Reverse your diabetes -- and you can stay diabetes-free long-term
A new study from Newcastle University, UK, has shown that people who reverse their diabetes and then keep their weight down remain free of diabetes.
New cause of diabetes
Although insulin-producing cells are found in the endocrine tissue of the pancreas, a new mouse study suggests that abnormalities in the exocrine tissue could cause cell non-autonomous effects that promotes diabetes-like symptoms.
The Lancet Diabetes & Endocrinology: Reducing sugar content in sugar-sweetened drinks by 40 percent over 5 years could prevent 1.5 million cases of overweight and obesity in the UK and 300,000 cases of diabetes
A new study published in The Lancet Diabetes & Endocrinology journal suggests that reducing sugar content in sugar sweetened drinks (including fruit juices) in the UK by 40 percent over five years, without replacing them with any artificial sweeteners, could prevent 500,000 cases of overweight and 1 million cases of obesity, in turn preventing around 300,000 cases of type 2 diabetes, over two decades.
Breastfeeding lowers risk of type 2 diabetes following gestational diabetes
Women with gestational diabetes who consistently and continuously breastfeed from the time of giving birth are half as likely to develop type 2 diabetes within two years after delivery, according to a study from Kaiser Permanente published today in Annals of Internal Medicine.

Related Diabetes Reading:

Best Science Podcasts 2019

We have hand picked the best science podcasts for 2019. Sit back and enjoy new science podcasts updated daily from your favorite science news services and scientists.
Now Playing: TED Radio Hour
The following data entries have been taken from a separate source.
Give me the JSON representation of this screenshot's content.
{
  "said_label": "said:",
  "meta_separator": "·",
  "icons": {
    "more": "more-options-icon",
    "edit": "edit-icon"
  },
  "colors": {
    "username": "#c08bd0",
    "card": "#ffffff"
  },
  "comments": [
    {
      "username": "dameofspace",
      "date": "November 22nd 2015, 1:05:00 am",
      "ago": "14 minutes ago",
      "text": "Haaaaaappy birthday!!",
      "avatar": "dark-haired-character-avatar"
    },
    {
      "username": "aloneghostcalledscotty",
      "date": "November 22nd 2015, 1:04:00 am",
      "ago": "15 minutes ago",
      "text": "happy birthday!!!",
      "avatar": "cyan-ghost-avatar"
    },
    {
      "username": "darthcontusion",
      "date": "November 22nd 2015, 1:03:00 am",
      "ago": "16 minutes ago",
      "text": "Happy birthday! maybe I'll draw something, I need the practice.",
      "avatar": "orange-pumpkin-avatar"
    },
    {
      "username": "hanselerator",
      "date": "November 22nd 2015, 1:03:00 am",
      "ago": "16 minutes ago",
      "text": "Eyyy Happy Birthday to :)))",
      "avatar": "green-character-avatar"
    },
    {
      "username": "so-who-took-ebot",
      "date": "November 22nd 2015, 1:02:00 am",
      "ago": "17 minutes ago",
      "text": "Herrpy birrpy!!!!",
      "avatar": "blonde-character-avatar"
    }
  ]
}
Anthropomorphic
Do animals grieve? Do they have language or consciousness? For a long time, scientists resisted the urge to look for human qualities in animals. This hour, TED speakers explore how that is changing. Guests include biological anthropologist Barbara King, dolphin researcher Denise Herzing, primatologist Frans de Waal, and ecologist Carl Safina.
Now Playing: Science for the People

#SB2 2019 Science Birthday Minisode: Mary Golda Ross
Our second annual Science Birthday is here, and this year we celebrate the wonderful Mary Golda Ross, born 9 August 1908. She died in 2008 at age 99, but left a lasting mark on the science of rocketry and space exploration as an early woman in engineering, and one of the first Native Americans in engineering. Join Rachelle and Bethany for this very special birthday minisode celebrating Mary and her achievements. Thanks to our Patreons who make this show possible! Read more about Mary G. Ross: Interview with Mary Ross on Lash Publications International, by Laurel Sheppard Meet Mary Golda...